The messenger logo

Who will appoint regional governors?

By Messenger Staff
Wednesday, November 7
There is one more topic of confrontation between the ruling Georgian Dream and the United National Movement (UNM). This is the issue of who will appoint the regional governors. President Saakashvili provoked this problem when after the elections of October 1 where his party lost, he urgently appointed several governors without even consulting the new government. The new leadership of the country wants to change this attitude and law so that governors are appointed not by the president alone, but by the PM after having consultations with the president. It has become apparent that after the October elections, there is a duplication of power in the country. The parliamentary majority belongs to the Georgian Dream, whereas the UNM controls local self-governance and the governors of all the regions are from their party. Of course the president is in the opposition. According to current legislation, governors are appointed/dismissed after having consultations with the PM. The governors are responsible for controlling local self-governance and officials. At regular intervals they have to submit the reports of self-governance of the region to the president and the government. They then provide recommendations about the promotion or dismissal of particular officials in the region. The governor is also responsible for overseeing the socio-economic programs in the region, as well as attracting investments.

Currently, the Georgian Constitution stipulates that the president has the initiative in this regard. However, from the autumn of 2013, this will become the PM’s priority. Since the October 1 elections, the president has made several appointments without consultations with the PM. This has created discontent among the ruling party members. Therefore they initiated the transfer of this power to the PM immediately. One can ask– why is this speed necessary? Several analysts suggest that by exercising this power control, the regional leadership, president and his party is probably preparing for revenge.

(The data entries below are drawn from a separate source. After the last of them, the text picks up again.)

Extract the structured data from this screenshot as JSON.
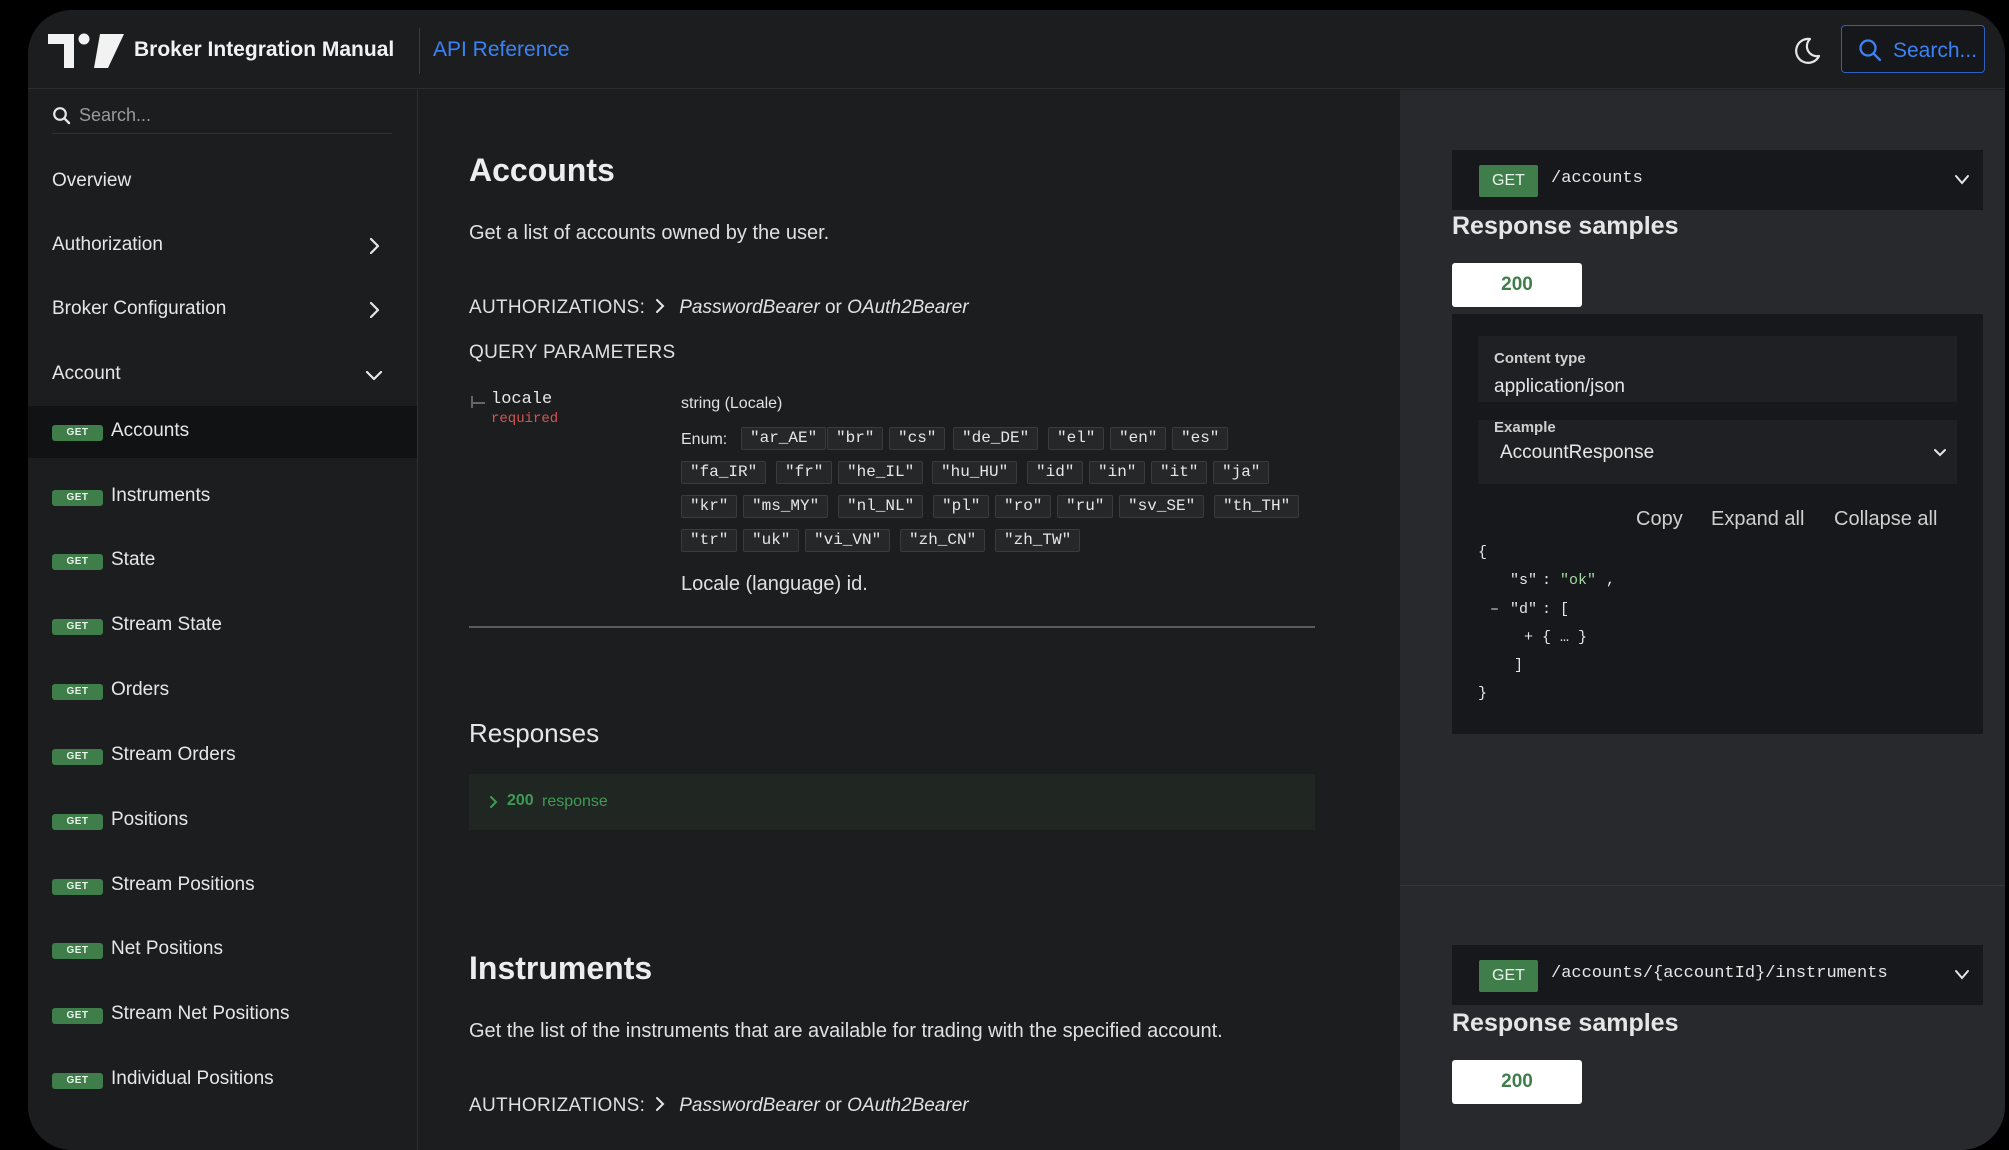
{
  "header": {
    "title": "Broker Integration Manual",
    "api_link": "API Reference",
    "search_label": "Search..."
  },
  "sidebar": {
    "search_placeholder": "Search...",
    "sections": [
      {
        "label": "Overview"
      },
      {
        "label": "Authorization"
      },
      {
        "label": "Broker Configuration"
      },
      {
        "label": "Account"
      }
    ],
    "operations": [
      {
        "method": "GET",
        "label": "Accounts"
      },
      {
        "method": "GET",
        "label": "Instruments"
      },
      {
        "method": "GET",
        "label": "State"
      },
      {
        "method": "GET",
        "label": "Stream State"
      },
      {
        "method": "GET",
        "label": "Orders"
      },
      {
        "method": "GET",
        "label": "Stream Orders"
      },
      {
        "method": "GET",
        "label": "Positions"
      },
      {
        "method": "GET",
        "label": "Stream Positions"
      },
      {
        "method": "GET",
        "label": "Net Positions"
      },
      {
        "method": "GET",
        "label": "Stream Net Positions"
      },
      {
        "method": "GET",
        "label": "Individual Positions"
      }
    ]
  },
  "accounts": {
    "title": "Accounts",
    "description": "Get a list of accounts owned by the user.",
    "auth_label": "AUTHORIZATIONS:",
    "auth_a": "PasswordBearer",
    "auth_or": "or",
    "auth_b": "OAuth2Bearer",
    "query_label": "QUERY PARAMETERS",
    "param": {
      "name": "locale",
      "required": "required",
      "type": "string (Locale)",
      "enum_label": "Enum:",
      "enum": [
        "\"ar_AE\"",
        "\"br\"",
        "\"cs\"",
        "\"de_DE\"",
        "\"el\"",
        "\"en\"",
        "\"es\"",
        "\"fa_IR\"",
        "\"fr\"",
        "\"he_IL\"",
        "\"hu_HU\"",
        "\"id\"",
        "\"in\"",
        "\"it\"",
        "\"ja\"",
        "\"kr\"",
        "\"ms_MY\"",
        "\"nl_NL\"",
        "\"pl\"",
        "\"ro\"",
        "\"ru\"",
        "\"sv_SE\"",
        "\"th_TH\"",
        "\"tr\"",
        "\"uk\"",
        "\"vi_VN\"",
        "\"zh_CN\"",
        "\"zh_TW\""
      ],
      "description": "Locale (language) id."
    },
    "responses_title": "Responses",
    "response_code": "200",
    "response_text": "response",
    "endpoint": {
      "method": "GET",
      "path": "/accounts"
    },
    "samples_title": "Response samples",
    "status_tab": "200",
    "content_type_label": "Content type",
    "content_type": "application/json",
    "example_label": "Example",
    "example_value": "AccountResponse",
    "actions": {
      "copy": "Copy",
      "expand": "Expand all",
      "collapse": "Collapse all"
    },
    "json": {
      "open": "{",
      "s_key": "\"s\"",
      "s_val": "\"ok\"",
      "d_toggle": "–",
      "d_key": "\"d\"",
      "d_open": "[",
      "item_toggle": "+",
      "item": "{ … }",
      "d_close": "]",
      "close": "}"
    }
  },
  "instruments": {
    "title": "Instruments",
    "description": "Get the list of the instruments that are available for trading with the specified account.",
    "auth_label": "AUTHORIZATIONS:",
    "auth_a": "PasswordBearer",
    "auth_or": "or",
    "auth_b": "OAuth2Bearer",
    "endpoint": {
      "method": "GET",
      "path": "/accounts/{accountId}/instruments"
    },
    "samples_title": "Response samples",
    "status_tab": "200"
  }
}
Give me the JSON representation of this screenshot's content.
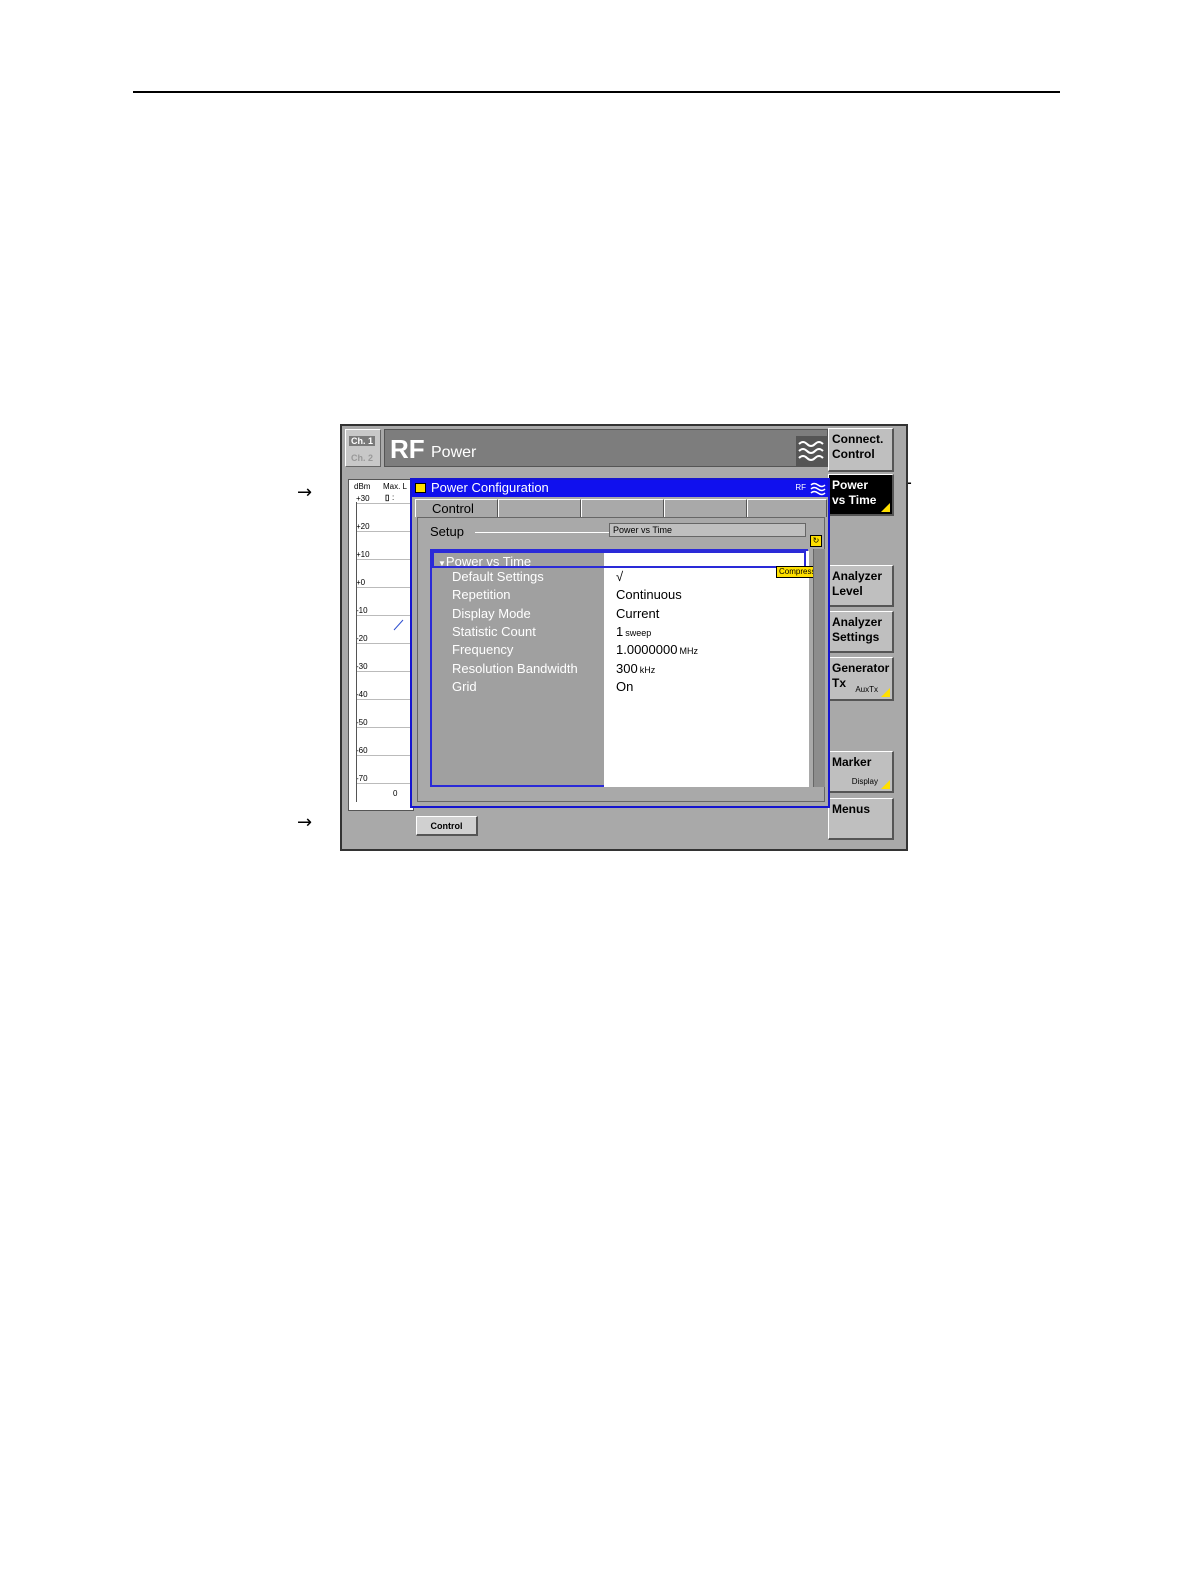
{
  "header": {
    "channel_1": "Ch. 1",
    "channel_2": "Ch. 2",
    "app": "RF",
    "title": "Power"
  },
  "softkeys": [
    {
      "label1": "Connect.",
      "label2": "Control",
      "sub": "",
      "active": false
    },
    {
      "label1": "Power",
      "label2": "vs Time",
      "sub": "",
      "active": true
    },
    {
      "label1": "Analyzer",
      "label2": "Level",
      "sub": "",
      "active": false
    },
    {
      "label1": "Analyzer",
      "label2": "Settings",
      "sub": "",
      "active": false
    },
    {
      "label1": "Generator",
      "label2": "Tx",
      "sub": "AuxTx",
      "active": false
    },
    {
      "label1": "Marker",
      "label2": "",
      "sub": "Display",
      "active": false
    },
    {
      "label1": "Menus",
      "label2": "",
      "sub": "",
      "active": false
    }
  ],
  "graph": {
    "unit": "dBm",
    "mode": "Max. L",
    "marker": ":",
    "ticks": [
      "+30",
      "+20",
      "+10",
      "+0",
      "-10",
      "-20",
      "-30",
      "-40",
      "-50",
      "-60",
      "-70"
    ],
    "x_start": "0"
  },
  "dialog": {
    "title": "Power Configuration",
    "rf_label": "RF",
    "tabs": [
      "Control",
      "",
      "",
      "",
      ""
    ],
    "group": "Setup",
    "group_field": "Power vs Time",
    "compress": "Compress",
    "tree_header": "Power vs Time",
    "rows": [
      {
        "label": "Default Settings",
        "value": "√",
        "unit": ""
      },
      {
        "label": "Repetition",
        "value": "Continuous",
        "unit": ""
      },
      {
        "label": "Display Mode",
        "value": "Current",
        "unit": ""
      },
      {
        "label": "Statistic Count",
        "value": "1",
        "unit": "sweep"
      },
      {
        "label": "Frequency",
        "value": "1.0000000",
        "unit": "MHz"
      },
      {
        "label": "Resolution Bandwidth",
        "value": "300",
        "unit": "kHz"
      },
      {
        "label": "Grid",
        "value": "On",
        "unit": ""
      }
    ]
  },
  "bottom": {
    "control_button": "Control"
  },
  "colors": {
    "dialog_title": "#1010ee",
    "selection": "#2a2ad8",
    "accent_yellow": "#ffe000",
    "hand_green": "#1e9e55"
  }
}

The UNM, who is the parliamentary minority, deny such a possibility and criticize the current leadership for interfering in the local self-governance system and trying to establish their influence in the regions. The Georgian Dream states that it is for the genuine self-governance, while today the UNM exercises its influence in the region.